Ohio State's defense had a solid season, as it allowed 22.9 points and 333.8 yards per contest. There are several standout performers on that side of the ball as well, among them leading tackler Joshua Perry (108 tackles, three sacks, INT), sack machine and Big Ten Defensive Player of the Year Joey Bosa (20 TFL, 12 sacks) and ball-hawking DB Vonn Bell (71 tackles, four INTs). Others turning in productive campaigns include Tyvis Powell (62 tackles, three INTs), Darron Lee (59 tackles, 13.5 TFL, 5.5 sacks, two INTs) and Doran Grant (48 tackles, three INTs).
The Buckeyes are certainly going to have their hands full trying to stop the Big Ten Offensive Player of the Year, Wisconsin RB Melvin Gordon, who set a new single-season conference record and is closing on the all-time FBS single- season rushing mark (Oklahoma State's Barry Sanders, 2,628 yards) as he leads the nation with 2,260 yards and 26 TDs. He is averaging 188.3 ypg, single- handedly accounting for roughly 40 percent of the Badgers' entire offensive output (481.2 ypg).
When Wisconsin decides that someone else deserves a cut of the action, the ball more times than not goes to RB Corey Clement (127 carries, 830 yards, eight TDs) or backup QB Tanner McEvoy (64 carries, 572 yards, six TDs) on the ground, while starting signal caller Joel Stave (79-of-136, 1,042 yards, eight TDs, four INTs) usually seeks out WR Alex Ericson (44 receptions, 651 yards, three TDs) or TE Sam Arneson (25 receptions, 331 yards, four TDs) in the passing game.
The UW defense has been on point for much of the season, as the unit ranks first in the Big Ten and fourth nationally in allowing only 16.8 ppg, while checking in first in the conference and second in the FBS in permitting just 206.3 total ypg.
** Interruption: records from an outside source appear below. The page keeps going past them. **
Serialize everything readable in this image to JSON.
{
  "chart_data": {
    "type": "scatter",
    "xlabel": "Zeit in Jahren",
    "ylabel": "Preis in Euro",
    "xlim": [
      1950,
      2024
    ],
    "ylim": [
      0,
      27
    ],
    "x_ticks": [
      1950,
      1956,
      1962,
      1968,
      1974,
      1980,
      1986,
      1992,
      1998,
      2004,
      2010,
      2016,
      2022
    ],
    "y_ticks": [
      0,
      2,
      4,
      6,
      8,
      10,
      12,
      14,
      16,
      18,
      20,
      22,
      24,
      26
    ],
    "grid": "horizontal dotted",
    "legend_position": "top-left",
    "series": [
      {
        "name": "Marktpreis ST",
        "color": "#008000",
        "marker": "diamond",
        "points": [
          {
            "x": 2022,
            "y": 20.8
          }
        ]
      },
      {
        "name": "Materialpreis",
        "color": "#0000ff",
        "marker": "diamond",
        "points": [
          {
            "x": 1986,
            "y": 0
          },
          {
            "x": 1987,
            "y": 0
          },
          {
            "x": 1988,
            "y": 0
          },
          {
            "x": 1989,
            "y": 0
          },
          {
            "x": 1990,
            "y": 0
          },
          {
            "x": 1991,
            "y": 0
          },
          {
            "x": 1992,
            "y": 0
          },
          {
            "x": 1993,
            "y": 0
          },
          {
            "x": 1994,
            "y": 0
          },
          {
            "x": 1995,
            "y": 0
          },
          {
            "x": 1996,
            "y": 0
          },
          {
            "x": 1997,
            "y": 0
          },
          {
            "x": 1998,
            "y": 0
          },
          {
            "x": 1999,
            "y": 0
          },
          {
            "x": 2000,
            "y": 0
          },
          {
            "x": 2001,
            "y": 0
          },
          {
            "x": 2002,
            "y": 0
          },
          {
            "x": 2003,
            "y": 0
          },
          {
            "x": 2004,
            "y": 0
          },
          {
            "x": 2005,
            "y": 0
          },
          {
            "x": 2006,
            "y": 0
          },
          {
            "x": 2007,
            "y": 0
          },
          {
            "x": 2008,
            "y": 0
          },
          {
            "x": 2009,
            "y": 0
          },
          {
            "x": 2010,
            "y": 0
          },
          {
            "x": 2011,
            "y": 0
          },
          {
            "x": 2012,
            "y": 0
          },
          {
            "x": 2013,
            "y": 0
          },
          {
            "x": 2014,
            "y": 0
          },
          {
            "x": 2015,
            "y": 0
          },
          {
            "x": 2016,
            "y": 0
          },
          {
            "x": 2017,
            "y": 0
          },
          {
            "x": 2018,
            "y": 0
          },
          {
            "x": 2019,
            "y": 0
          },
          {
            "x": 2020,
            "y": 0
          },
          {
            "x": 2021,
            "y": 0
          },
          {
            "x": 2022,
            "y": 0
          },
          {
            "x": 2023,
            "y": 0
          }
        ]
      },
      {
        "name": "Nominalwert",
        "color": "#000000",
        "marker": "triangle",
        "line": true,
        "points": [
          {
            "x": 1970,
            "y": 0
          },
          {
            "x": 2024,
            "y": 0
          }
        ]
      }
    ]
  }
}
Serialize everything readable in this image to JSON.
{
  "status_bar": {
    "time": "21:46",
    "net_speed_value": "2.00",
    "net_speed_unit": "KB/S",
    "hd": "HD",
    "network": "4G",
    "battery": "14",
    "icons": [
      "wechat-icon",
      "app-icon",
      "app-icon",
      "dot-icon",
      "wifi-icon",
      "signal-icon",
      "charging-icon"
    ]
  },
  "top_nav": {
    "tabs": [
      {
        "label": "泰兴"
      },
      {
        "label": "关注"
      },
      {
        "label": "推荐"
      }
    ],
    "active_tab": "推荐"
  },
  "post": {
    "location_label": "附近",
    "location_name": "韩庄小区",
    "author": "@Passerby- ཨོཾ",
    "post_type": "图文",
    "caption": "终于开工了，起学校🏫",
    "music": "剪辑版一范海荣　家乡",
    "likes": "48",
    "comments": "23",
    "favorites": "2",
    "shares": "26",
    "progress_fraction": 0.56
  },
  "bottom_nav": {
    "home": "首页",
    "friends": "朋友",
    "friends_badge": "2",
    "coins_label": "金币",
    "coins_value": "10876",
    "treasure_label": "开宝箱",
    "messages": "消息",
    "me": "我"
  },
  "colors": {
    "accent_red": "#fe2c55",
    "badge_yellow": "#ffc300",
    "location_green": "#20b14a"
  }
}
The Badger have been especially impressive against the pass, yielding a league-low 156.6 ypg, which again has them No. 2 in the country.
Michael Caputo has led the team in tackles almost from the start, logging 93 stops, while also picking off a pass and pouncing on four fumbles. The UW defense also has three players with double-digit TFL (Marcus Trotter, Derek Landisch, Vince Biegel), the trio combining for 19 of the team's 35 sacks (third-most in the Big Ten). Despite their stellar play in defending the pass, the Badgers rank 13th in the 14-team conference in interceptions with only six.
Wisconsin head coach Gary Andersen, while thrilled his team was able to play well enough this season to make it back to the Big Ten Championship Game, knows the task in front of them is immense.
"Ohio State is going to be a tremendous challenge, two very talented football teams having great years to this point and I know we're both going to be excited to play."
Excited is what anyone associated with these two teams should be, as outside of perhaps Michigan State, these are the two that seem to rise to the top more times than not in the Big Ten recently.